There are plenty of reasons as to why people don’t enjoy Facebok more over Google+, but only one reason for them staying: friends.

Google+ Breadth of Fresh Air

By comparison, I joined Google+ in July last year, soon after its introduction. I started by registering just to see what all the fuss was about, since it was touted as a Facebook killer with many new concepts being implemented, such as the idea of Circles. We all know that didn’t happen, but something else did: people enjoy Google+.

I quite like the concept of Circles and use them every day to keep tabs on what’s new on Google+. Compared to the idea of the "List" Facebook uses, this is miles away in terms of flexibility and what’s more important: Circles are rooted into the social network, while the List looks like an afterthought. Having the possibility to not have everyone in the same pot makes a difference and it actually makes for a better user experience.

Trending on Google+ is a brilliant idea from my perspective, and it’s a great way to make your posts popular while at the same time having the ability to connect similar content. I’ve used it many times, particularly since contributing to BetaNews. I find the tool very useful in getting feedback on my articles as well as reaching a wider audience. Searching through millions or billions of posts makes a huge difference and trending makes it easier.

Posting with hash tags makes sense, too. You’re making your posts and your content better categorized and with the ability to search through them, which can make your ideas more powerful than in any other social network.

I’d like to compare it with Facebook’s search ability, but they obviously haven’t bothered. And why should they? It’s not like it can be popular.
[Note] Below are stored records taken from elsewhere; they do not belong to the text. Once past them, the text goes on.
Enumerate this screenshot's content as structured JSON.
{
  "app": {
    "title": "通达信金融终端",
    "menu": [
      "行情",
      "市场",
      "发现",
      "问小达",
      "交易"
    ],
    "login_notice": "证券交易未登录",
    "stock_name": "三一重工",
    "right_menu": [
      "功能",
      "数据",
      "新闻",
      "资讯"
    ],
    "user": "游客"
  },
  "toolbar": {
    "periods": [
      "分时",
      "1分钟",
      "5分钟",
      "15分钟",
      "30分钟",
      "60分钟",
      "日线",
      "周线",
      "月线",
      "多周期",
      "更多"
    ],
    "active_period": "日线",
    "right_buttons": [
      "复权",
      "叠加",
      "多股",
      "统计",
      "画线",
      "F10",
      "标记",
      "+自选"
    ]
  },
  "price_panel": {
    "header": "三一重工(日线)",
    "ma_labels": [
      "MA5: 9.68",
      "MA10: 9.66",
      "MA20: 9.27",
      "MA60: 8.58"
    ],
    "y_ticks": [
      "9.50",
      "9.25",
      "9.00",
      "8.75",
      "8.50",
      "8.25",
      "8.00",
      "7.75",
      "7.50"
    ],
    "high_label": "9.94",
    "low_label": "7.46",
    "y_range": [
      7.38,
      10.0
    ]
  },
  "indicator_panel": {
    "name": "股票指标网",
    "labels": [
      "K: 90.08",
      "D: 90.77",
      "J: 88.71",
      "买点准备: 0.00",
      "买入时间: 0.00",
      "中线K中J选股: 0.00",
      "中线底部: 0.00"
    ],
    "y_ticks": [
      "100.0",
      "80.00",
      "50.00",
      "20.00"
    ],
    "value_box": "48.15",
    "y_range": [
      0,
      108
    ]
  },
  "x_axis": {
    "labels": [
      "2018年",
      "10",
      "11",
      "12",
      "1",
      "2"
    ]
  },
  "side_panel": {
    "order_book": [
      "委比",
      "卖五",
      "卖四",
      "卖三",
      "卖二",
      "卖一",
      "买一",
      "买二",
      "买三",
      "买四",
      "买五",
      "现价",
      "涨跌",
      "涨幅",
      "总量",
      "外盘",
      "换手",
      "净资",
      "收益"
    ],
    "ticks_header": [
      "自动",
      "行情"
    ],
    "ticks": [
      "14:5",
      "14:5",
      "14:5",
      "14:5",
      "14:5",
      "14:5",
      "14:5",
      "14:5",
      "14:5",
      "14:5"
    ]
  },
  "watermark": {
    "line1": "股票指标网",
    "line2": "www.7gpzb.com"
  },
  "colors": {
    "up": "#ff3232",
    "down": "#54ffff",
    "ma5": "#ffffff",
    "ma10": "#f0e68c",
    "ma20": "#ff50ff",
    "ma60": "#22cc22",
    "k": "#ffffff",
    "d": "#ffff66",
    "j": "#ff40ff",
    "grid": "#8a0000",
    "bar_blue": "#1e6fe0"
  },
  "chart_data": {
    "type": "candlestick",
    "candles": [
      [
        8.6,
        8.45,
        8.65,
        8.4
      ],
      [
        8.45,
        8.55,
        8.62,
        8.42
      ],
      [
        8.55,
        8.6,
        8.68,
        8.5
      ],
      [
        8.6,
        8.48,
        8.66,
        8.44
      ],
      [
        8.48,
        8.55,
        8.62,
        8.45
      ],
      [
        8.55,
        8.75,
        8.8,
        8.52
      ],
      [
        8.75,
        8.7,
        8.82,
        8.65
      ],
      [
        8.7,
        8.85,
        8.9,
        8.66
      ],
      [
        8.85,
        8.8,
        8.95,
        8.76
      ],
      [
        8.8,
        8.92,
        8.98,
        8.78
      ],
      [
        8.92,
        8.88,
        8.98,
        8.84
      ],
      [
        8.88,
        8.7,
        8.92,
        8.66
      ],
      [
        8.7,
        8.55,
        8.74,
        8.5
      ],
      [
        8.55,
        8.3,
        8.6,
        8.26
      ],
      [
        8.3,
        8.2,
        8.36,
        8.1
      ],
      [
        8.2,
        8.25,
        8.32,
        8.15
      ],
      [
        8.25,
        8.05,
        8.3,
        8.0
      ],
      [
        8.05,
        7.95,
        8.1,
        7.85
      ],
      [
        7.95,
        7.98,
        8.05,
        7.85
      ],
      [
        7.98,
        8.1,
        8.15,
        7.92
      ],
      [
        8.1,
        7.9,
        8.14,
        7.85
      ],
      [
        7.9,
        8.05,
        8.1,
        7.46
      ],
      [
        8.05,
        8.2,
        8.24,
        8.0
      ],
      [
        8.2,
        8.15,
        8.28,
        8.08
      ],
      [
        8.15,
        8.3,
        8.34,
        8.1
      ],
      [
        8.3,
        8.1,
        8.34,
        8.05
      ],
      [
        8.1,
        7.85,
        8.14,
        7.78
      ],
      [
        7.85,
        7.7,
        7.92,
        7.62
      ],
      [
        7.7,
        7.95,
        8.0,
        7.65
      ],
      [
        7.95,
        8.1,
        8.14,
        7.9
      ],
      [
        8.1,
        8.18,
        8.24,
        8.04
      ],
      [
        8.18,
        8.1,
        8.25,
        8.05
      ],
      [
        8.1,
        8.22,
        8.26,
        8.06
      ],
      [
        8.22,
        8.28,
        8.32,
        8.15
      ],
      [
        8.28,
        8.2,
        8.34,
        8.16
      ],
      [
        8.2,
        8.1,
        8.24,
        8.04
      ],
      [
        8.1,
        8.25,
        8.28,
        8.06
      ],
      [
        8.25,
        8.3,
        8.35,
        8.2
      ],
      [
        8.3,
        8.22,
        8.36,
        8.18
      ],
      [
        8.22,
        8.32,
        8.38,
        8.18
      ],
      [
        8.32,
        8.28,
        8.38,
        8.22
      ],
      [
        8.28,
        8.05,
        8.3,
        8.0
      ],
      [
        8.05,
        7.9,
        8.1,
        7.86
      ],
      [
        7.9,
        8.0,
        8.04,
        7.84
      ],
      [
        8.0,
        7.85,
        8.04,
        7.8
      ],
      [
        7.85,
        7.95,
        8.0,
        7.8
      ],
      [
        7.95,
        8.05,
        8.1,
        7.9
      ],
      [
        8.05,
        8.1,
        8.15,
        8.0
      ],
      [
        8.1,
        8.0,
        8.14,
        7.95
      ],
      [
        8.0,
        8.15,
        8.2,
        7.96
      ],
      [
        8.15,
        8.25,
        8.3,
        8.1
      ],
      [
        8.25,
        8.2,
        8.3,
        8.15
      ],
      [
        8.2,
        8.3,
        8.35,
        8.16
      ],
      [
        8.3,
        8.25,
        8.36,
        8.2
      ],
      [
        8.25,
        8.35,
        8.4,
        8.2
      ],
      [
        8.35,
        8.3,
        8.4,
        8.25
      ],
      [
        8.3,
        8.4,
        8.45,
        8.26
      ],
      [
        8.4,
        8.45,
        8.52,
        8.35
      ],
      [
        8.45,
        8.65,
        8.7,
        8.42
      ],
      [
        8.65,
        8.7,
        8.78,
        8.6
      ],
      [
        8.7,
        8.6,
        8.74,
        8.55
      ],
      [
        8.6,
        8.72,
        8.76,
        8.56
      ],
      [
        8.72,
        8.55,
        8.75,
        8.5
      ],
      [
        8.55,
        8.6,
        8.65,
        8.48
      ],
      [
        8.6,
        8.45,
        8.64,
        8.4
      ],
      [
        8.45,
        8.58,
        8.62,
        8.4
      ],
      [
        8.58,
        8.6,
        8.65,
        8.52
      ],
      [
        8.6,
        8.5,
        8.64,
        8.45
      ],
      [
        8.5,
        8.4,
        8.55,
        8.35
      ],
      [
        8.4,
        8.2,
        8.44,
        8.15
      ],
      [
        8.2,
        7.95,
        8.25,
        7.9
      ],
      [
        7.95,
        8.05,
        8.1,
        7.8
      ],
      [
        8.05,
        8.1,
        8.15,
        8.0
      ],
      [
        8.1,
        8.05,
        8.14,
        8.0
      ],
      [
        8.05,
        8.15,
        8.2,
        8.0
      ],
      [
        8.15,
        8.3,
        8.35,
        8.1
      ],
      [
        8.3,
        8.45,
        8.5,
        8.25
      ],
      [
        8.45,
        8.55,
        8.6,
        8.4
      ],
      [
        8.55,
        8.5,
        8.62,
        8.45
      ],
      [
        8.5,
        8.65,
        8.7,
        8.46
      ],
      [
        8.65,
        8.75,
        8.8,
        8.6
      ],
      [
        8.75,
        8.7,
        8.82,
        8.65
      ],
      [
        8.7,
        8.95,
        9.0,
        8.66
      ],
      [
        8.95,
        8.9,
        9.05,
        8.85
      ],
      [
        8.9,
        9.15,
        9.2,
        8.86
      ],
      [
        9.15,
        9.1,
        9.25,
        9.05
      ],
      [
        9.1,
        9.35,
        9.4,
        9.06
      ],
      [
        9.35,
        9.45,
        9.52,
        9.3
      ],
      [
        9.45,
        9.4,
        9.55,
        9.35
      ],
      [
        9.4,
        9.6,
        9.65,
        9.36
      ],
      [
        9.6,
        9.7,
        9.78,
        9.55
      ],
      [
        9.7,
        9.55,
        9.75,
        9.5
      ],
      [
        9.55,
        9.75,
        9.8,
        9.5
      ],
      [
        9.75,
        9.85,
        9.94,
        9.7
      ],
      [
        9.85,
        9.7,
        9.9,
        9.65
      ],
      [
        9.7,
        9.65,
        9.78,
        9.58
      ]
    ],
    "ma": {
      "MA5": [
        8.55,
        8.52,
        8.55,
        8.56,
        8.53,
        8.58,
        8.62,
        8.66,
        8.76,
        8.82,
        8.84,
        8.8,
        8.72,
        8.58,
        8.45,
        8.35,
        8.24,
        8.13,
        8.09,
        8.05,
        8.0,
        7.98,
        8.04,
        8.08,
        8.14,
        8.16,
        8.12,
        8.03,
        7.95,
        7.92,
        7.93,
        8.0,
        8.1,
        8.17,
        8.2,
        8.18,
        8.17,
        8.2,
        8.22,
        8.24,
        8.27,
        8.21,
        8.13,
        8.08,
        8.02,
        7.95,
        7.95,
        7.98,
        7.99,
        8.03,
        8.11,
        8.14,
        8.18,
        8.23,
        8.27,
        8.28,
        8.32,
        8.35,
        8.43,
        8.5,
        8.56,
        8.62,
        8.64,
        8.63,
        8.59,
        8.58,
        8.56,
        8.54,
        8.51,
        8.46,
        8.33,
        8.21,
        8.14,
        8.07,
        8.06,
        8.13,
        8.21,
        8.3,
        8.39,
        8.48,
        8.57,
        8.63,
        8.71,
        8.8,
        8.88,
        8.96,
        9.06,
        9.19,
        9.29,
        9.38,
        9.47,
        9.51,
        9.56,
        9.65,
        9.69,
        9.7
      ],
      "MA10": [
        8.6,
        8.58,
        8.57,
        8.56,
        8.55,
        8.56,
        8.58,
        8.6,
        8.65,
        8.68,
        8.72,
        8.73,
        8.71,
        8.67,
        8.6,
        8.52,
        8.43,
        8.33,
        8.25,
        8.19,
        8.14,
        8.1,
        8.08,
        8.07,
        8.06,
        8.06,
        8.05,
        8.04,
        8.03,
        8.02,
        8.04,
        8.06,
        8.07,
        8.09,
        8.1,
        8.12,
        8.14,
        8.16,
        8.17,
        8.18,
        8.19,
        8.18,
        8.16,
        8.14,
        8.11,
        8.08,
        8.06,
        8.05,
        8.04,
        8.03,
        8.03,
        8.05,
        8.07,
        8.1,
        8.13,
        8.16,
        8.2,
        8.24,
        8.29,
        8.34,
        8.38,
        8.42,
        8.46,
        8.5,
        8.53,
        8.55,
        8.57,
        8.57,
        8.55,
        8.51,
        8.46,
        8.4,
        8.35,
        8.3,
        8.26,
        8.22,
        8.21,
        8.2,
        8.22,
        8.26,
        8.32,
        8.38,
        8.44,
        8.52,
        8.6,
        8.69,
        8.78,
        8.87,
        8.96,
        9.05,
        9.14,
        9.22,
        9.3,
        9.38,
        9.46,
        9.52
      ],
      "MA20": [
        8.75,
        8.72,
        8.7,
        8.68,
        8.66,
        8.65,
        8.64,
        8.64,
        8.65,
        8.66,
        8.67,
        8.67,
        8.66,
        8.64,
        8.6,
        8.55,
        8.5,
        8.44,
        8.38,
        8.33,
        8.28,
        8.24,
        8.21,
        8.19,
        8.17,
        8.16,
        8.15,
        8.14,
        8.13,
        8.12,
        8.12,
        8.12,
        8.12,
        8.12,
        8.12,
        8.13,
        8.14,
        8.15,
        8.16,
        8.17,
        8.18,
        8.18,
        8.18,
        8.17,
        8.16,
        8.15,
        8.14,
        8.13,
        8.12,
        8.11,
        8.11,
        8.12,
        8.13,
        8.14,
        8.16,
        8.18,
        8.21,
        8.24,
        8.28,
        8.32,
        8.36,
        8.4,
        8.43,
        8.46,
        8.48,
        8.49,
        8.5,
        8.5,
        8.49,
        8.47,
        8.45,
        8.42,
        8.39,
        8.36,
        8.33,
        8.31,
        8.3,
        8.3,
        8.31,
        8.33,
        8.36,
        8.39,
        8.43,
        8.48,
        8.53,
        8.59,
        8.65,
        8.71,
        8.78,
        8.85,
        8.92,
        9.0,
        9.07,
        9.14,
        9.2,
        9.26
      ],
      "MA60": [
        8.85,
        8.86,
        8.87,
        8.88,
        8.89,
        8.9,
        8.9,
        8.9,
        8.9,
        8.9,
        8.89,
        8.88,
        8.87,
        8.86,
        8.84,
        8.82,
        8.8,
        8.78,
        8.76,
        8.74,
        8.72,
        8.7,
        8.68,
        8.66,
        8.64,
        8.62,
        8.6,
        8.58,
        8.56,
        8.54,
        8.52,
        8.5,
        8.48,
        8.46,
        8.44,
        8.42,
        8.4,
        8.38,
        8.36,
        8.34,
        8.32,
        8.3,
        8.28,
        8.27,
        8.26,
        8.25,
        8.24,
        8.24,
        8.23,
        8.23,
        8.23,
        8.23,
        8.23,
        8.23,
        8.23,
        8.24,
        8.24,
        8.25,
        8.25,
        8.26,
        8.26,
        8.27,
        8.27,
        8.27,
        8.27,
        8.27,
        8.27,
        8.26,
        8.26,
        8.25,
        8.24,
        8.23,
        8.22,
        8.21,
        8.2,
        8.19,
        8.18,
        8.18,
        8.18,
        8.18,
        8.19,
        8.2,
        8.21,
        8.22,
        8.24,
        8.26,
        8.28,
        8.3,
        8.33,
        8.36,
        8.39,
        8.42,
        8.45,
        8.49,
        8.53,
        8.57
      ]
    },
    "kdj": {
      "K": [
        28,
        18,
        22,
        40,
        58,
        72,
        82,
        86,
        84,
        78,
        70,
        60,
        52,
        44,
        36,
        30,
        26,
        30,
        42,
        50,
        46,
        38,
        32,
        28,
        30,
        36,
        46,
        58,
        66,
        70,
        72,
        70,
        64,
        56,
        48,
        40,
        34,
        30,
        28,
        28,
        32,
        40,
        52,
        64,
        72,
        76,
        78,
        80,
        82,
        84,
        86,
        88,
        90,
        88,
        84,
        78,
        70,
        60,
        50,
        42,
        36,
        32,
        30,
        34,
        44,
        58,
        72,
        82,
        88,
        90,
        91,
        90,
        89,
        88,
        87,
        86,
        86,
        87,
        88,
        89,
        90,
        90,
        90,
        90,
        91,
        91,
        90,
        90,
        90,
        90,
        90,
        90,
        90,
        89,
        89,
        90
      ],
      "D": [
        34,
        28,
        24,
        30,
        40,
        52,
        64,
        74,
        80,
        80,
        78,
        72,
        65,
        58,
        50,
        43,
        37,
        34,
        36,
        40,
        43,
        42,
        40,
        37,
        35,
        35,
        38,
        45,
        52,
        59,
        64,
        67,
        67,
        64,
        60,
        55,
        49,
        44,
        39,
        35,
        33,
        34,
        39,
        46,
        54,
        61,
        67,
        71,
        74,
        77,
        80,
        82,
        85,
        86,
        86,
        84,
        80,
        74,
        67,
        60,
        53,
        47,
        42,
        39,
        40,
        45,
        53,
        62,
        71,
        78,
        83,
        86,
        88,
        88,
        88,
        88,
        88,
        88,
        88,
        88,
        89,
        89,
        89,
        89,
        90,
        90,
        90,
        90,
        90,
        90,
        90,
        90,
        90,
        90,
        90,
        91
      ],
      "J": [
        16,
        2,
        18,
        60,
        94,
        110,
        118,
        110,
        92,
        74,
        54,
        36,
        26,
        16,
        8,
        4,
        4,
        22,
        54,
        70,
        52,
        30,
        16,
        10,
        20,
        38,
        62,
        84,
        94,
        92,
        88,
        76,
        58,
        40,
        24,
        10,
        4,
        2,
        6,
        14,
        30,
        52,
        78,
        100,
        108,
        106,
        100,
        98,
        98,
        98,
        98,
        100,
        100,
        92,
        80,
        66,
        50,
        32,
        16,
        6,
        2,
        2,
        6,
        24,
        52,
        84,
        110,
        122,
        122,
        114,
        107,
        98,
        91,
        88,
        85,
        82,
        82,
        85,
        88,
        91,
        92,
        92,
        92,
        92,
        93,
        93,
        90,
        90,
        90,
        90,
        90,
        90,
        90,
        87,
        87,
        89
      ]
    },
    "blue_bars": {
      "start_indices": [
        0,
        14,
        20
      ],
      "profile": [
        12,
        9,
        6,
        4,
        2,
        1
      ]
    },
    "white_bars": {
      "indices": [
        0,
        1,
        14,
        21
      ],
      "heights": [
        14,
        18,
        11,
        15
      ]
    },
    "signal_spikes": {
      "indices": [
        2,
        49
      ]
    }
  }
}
Search should be a given in 2012. It’s not 1990 anymore, and when we’re talking about hundreds of friends and millions of posts.

At Google I/O +Vic Gundotra said that 250 million people use Google+, with 150 million as active monthly users, with half of those using Google+ each day. It all sounds like it is taking off quite well and I’m only wondering what’s stopping everyone from deleting their Facebook account and joining Google’s social network.

Google+ wins the war against Facebook for other reasons, like the minimalistic design, which is elegant and complex without feeling cluttered. Features like searching, tagging posts and Circles are really enjoyable for me and make for a true social orientation rather than profit at any cost.

Which is the Better One?

There are plenty more reasons why I don’t much like Facebook but there’s only one reason for me to still use it: friends. And that’s the key to Facebook’s existence. People don’t switch overnight and a massive move from one network to another is impossible. Mark Zuckerberg started at a time when all other social networks weren’t as good and didn’t focus as much on relationships. Right now 900 million users are inertia for it. As long as people don’t search for a better alternative they’re going to be stuck with the clutter that is Facebook.

On the other hand, Google+ is a totally different animal compared to Facebook and one that's far more evolved. Comparing the user experience on Google+ with the one on Facebook isn’t like comparing apples to oranges, because apples aren’t definitely better than oranges, but Google+ sure is the more enjoyable social network.

25 Responses to Google+ wins me over

© 1998-2023 BetaNews, Inc. All Rights Reserved. Privacy Policy - Cookie Policy.